But is it true? The simple answer to the question is that the answer isn’t simple. When Richard Dodderidge Blackmore wrote his historic novel in the late 1800’s he mixed fact with fiction and local legend with the names of local people.
Blackmore placed the Doone stronghold beside Badgworthy (pronounced ‘Badgery’) Water. There is a deserted medieval village beside a tributary in Hoccombe Combe and it is very probable that this is the site for the ruins were still visible in Blackmore’s day. However the Waterslide is not found there but in another side valley, Lank Combe. Nowhere as sheer as described it is, however, an impressive sight with its three smooth slabs of rock especially when the river is in spate. I like to think that he also had in mind the waterslide at Watersmeet a few miles further downstream which would be much more of a challenging climb.

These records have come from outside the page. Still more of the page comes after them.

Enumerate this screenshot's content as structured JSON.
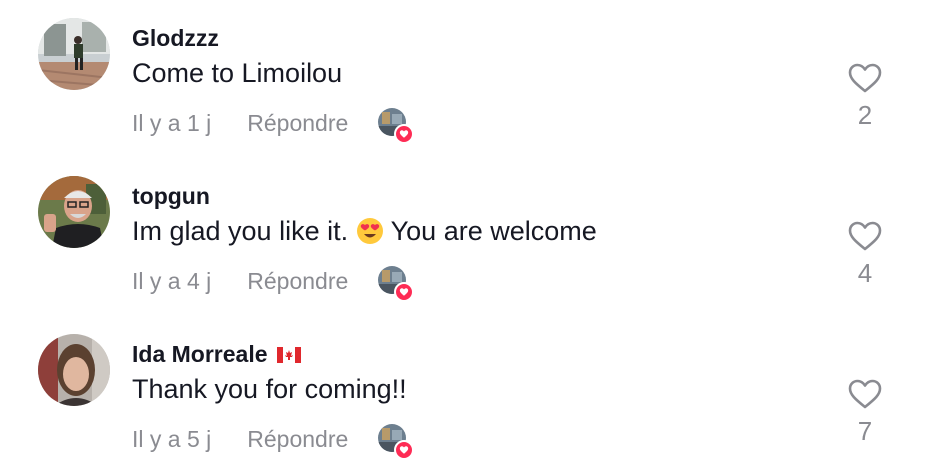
{
  "comments": [
    {
      "username": "Glodzzz",
      "text": "Come to Limoilou",
      "time": "Il y a 1 j",
      "reply_label": "Répondre",
      "likes": "2",
      "avatar_icon": "person-street-photo"
    },
    {
      "username": "topgun",
      "text_before": "Im glad you like it.",
      "text_after": "You are welcome",
      "emoji_icon": "heart-eyes-emoji",
      "time": "Il y a 4 j",
      "reply_label": "Répondre",
      "likes": "4",
      "avatar_icon": "man-with-glasses-photo"
    },
    {
      "username": "Ida Morreale",
      "flag_icon": "canada-flag",
      "text": "Thank you for coming!!",
      "time": "Il y a 5 j",
      "reply_label": "Répondre",
      "likes": "7",
      "avatar_icon": "woman-selfie-photo"
    }
  ],
  "colors": {
    "text": "#161823",
    "secondary": "#8a8b91",
    "accent": "#fe2c55"
  }
}
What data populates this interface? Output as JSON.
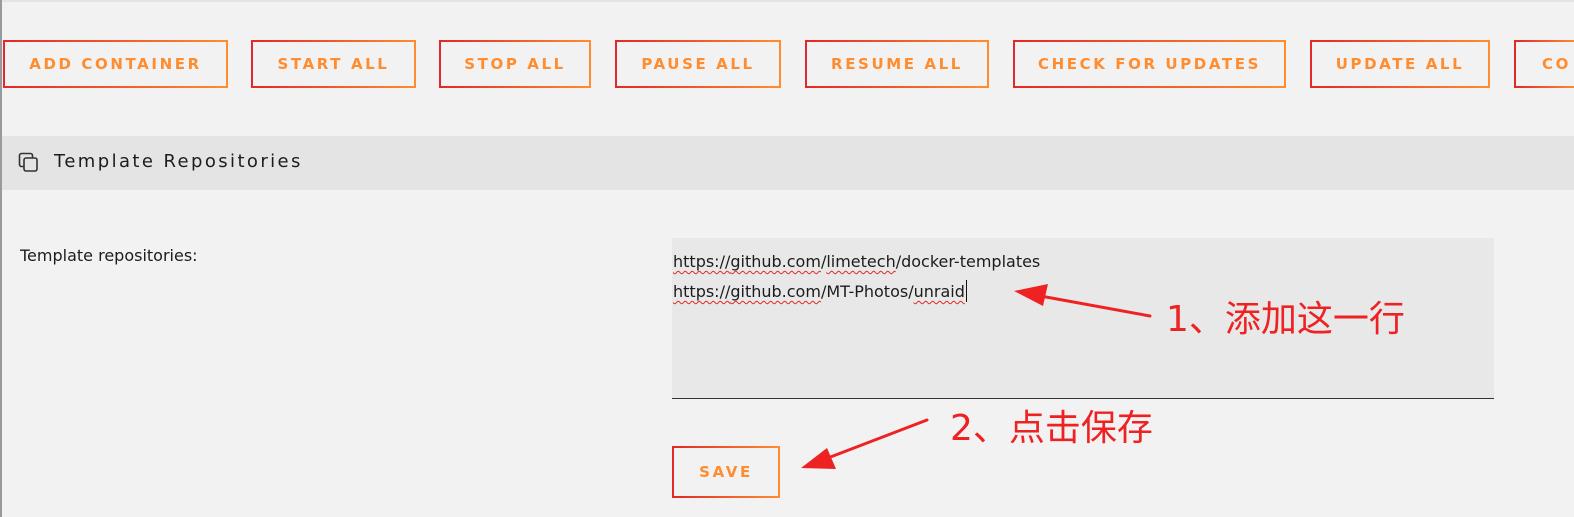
{
  "toolbar": {
    "buttons": [
      {
        "label": "ADD CONTAINER"
      },
      {
        "label": "START ALL"
      },
      {
        "label": "STOP ALL"
      },
      {
        "label": "PAUSE ALL"
      },
      {
        "label": "RESUME ALL"
      },
      {
        "label": "CHECK FOR UPDATES"
      },
      {
        "label": "UPDATE ALL"
      },
      {
        "label": "CO"
      }
    ]
  },
  "section": {
    "title": "Template Repositories",
    "icon": "copy-icon"
  },
  "form": {
    "label": "Template repositories:",
    "repos": {
      "line1": {
        "a": "https://",
        "b": "github.com",
        "c": "/",
        "d": "limetech",
        "e": "/docker-templates"
      },
      "line2": {
        "a": "https://",
        "b": "github.com",
        "c": "/MT-Photos/",
        "d": "unraid"
      }
    },
    "save_label": "SAVE"
  },
  "annotations": {
    "step1": "1、添加这一行",
    "step2": "2、点击保存"
  },
  "colors": {
    "accent_orange": "#ff8c2f",
    "accent_red": "#e22828",
    "annotation_red": "#ee2222",
    "background": "#f2f2f2",
    "header_bg": "#e4e4e4"
  }
}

The waterslide at Watersmeet
The above walk is rugged and long but a more gentle approach is from Malmsmead with its much photographed packhorse bridge and ford that also denotes the county border between Devon and Somerset.Further along the lane nestles the village of Oare and the church where Lorna and John wed. Inside is a memorial to Blackmore, a smaller copy of the one in Exeter cathedral. A memorial can also be seen to the Snow family who lived at Oare manor and also feature in Lorna Doone. It is recorded that as Blackmore didn’t write kindly of the Snows he was afterwards much disliked by them. Other local characters also existed: Tom Faggus, the highwayman was – in real life – from nearby North Molton and Ridd is still a local surname. Oare village and church nestle in a deep combe
Malmsmead where Badgworthy Water crosses the road
Is Lorna Doone a story based on truth? That is for the reader to decide, perhaps after visiting Mother Meldrum’s cave in the Valley of Rocks, for both are mentioned in Blackmore’s book.